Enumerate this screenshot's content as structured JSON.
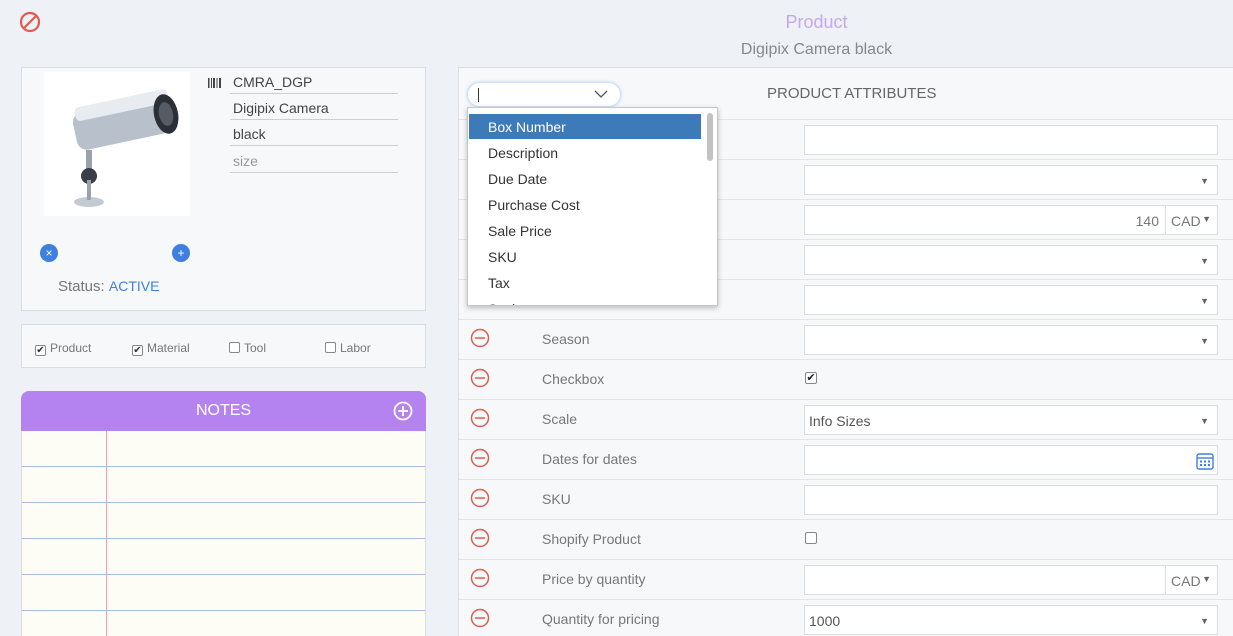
{
  "header": {
    "title": "Product",
    "subtitle": "Digipix Camera black"
  },
  "product": {
    "sku": "CMRA_DGP",
    "name": "Digipix Camera",
    "color": "black",
    "size_placeholder": "size",
    "status_label": "Status:",
    "status_value": "ACTIVE"
  },
  "types": [
    {
      "label": "Product",
      "checked": true
    },
    {
      "label": "Material",
      "checked": true
    },
    {
      "label": "Tool",
      "checked": false
    },
    {
      "label": "Labor",
      "checked": false
    }
  ],
  "notes": {
    "title": "NOTES"
  },
  "attributes": {
    "title": "PRODUCT ATTRIBUTES",
    "dropdown_options": [
      "Box Number",
      "Description",
      "Due Date",
      "Purchase Cost",
      "Sale Price",
      "SKU",
      "Tax",
      "Scale"
    ],
    "dropdown_selected": "Box Number",
    "price_value": "140",
    "currency": "CAD",
    "rows": [
      {
        "label": "Season",
        "value": ""
      },
      {
        "label": "Checkbox",
        "checked": true
      },
      {
        "label": "Scale",
        "value": "Info Sizes"
      },
      {
        "label": "Dates for dates",
        "value": ""
      },
      {
        "label": "SKU",
        "value": ""
      },
      {
        "label": "Shopify Product",
        "checked": false
      },
      {
        "label": "Price by quantity",
        "value": "",
        "currency": "CAD"
      },
      {
        "label": "Quantity for pricing",
        "value": "1000"
      }
    ]
  },
  "colors": {
    "accent": "#3f7fe0",
    "notes_header": "#b583f0",
    "title": "#c9a6f0",
    "remove": "#e05a4f"
  }
}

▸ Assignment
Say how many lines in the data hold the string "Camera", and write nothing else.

▸ Task answer
2